Overhead vs cache effectiveness
23 Nov 2002 04:08:06 +0100
In the past, the GMP assembly hackers have aimed for maximum
speed for big operands, often adding a constant overhead in
the process. The code has been made to run as fast as
possible for operands that barely fit into L1 cache.
This isn't always clever. Take mpn_addmul_1 as an example.
It is clearly the most important loop of GMP. And the most
important usage for that routine is as a building block for
But basecase multiplication will typically not use operand
sizes bigger than the karatsuba threshold parameters, which
is between typically 10 and 60. We therefore primarily want
our mpn_addmul_1 to run fast for such small numbers. (There
are other usages of mpn_addmul_1 too, where operands are
potentially bigger, but that is mainly for the more and more
scarce quadratic algorithms in GMP.)
A different example is mpn_add_n. It is commonly used for
all sizes of operands, from small to really huge. In the
latter case, it will have 100% L1 cache miss rate. It is
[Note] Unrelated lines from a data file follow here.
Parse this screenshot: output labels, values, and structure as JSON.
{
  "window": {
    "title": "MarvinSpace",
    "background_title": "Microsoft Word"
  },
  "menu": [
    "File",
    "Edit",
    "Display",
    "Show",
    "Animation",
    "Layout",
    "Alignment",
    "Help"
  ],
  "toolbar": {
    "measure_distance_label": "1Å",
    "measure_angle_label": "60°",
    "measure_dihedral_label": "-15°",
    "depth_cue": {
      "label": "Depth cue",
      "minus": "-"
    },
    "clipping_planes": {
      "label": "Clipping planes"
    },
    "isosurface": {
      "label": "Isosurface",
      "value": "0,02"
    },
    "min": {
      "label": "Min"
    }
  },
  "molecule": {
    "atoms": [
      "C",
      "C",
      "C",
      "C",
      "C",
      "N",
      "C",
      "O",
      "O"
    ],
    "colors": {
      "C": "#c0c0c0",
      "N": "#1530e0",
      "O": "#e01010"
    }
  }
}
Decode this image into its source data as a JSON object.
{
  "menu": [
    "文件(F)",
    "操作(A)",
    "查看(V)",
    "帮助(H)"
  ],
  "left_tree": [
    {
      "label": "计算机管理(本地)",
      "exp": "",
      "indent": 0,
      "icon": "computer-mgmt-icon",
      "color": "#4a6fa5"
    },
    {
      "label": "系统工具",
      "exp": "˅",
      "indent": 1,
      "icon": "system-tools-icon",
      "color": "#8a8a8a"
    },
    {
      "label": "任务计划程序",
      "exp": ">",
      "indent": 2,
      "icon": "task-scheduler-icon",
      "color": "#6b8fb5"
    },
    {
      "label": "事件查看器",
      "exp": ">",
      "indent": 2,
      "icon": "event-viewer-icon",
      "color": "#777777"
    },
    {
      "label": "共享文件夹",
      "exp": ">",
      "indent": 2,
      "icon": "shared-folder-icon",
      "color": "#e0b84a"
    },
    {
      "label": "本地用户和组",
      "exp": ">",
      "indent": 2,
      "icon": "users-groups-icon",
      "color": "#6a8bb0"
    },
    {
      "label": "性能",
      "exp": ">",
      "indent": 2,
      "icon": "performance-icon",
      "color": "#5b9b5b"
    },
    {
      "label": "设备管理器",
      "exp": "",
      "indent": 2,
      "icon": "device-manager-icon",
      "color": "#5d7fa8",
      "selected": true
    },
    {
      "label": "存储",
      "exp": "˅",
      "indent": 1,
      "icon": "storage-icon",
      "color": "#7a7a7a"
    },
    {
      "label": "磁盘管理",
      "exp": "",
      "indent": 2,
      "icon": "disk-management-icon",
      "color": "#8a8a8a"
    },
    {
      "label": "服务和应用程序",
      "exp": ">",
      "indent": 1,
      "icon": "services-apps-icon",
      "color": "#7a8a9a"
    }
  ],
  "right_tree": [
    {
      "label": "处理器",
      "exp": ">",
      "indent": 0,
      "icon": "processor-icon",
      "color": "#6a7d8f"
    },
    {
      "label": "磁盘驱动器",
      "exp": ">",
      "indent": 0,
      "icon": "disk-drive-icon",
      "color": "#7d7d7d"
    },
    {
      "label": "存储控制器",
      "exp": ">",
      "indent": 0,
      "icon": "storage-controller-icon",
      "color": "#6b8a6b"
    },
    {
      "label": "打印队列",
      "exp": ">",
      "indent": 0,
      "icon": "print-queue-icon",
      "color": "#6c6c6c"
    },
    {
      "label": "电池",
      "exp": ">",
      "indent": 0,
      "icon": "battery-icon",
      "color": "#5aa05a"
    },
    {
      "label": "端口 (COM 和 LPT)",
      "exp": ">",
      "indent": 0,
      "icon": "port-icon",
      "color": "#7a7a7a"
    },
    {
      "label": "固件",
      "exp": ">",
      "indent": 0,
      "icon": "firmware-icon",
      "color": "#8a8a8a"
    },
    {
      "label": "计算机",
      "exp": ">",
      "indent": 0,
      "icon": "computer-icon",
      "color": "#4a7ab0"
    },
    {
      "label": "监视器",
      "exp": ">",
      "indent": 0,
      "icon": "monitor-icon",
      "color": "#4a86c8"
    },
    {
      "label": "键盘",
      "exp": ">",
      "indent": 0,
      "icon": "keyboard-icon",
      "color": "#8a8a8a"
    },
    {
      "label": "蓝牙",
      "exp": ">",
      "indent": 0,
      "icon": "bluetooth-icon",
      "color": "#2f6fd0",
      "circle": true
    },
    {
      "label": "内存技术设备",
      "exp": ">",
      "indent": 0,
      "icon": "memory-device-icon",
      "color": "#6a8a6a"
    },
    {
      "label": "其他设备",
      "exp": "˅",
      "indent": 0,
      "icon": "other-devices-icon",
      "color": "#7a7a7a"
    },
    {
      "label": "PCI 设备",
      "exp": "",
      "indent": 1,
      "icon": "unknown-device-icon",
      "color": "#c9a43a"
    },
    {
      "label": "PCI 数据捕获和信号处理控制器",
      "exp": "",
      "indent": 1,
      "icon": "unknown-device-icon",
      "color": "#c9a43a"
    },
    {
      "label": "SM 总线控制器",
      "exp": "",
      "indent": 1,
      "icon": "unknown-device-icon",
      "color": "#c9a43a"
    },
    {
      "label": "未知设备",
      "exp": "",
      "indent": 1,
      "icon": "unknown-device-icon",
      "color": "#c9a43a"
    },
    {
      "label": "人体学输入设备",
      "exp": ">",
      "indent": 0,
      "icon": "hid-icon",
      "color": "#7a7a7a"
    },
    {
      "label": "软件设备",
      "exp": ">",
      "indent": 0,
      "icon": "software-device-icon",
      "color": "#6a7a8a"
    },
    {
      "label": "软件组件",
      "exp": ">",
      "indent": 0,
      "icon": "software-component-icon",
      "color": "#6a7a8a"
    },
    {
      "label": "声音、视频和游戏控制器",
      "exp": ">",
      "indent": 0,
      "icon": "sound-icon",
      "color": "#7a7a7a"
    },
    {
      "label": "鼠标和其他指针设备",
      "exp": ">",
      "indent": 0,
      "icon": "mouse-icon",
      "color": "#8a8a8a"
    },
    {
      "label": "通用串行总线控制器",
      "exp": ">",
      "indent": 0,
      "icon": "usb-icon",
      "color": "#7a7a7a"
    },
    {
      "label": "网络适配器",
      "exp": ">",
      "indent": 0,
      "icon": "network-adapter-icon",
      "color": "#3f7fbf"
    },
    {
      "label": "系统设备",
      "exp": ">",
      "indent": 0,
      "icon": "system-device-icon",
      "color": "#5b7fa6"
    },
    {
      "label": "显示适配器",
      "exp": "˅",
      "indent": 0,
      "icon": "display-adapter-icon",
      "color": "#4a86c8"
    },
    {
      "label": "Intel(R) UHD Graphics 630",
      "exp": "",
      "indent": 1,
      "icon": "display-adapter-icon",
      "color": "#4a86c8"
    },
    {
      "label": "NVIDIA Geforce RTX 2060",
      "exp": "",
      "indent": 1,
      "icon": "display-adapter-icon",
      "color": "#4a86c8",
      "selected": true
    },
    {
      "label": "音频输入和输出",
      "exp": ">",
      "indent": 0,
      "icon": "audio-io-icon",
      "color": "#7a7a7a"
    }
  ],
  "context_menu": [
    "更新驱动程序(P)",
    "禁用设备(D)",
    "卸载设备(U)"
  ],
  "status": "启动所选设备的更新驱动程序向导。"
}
not written to handle that well.
I believe it will be a good idea to start separating loops
for some of these functions, one minimal-overhad loop for
small operands, and one for the cache miss case. For the
latter case, loop startup overhead is negligible. The code
for huge operands should basically just load operands very
early, and perhaps issue prefetch instructions. This adds
overhead, since such a loop will need many values to be
preloaded into registers before it is entered, and many
values to be stored after the loop exits.
What should the cutoff point be? Perhaps that is not
terribly important, as long as it is chosen to be over, say,
100 limbs. A few cycles extra overhead for such large
operands will not matter much.
The potential of a change like this is that we get
considerably better speed both for small operands and for
operands in the FFT range. Experiments on Alpha ev6
indicate that we can double the mpn_add_n speed for huge
operands. Likewise, ev6 mpn_addmul_1 can become 20% faster
for the basecase multiply range.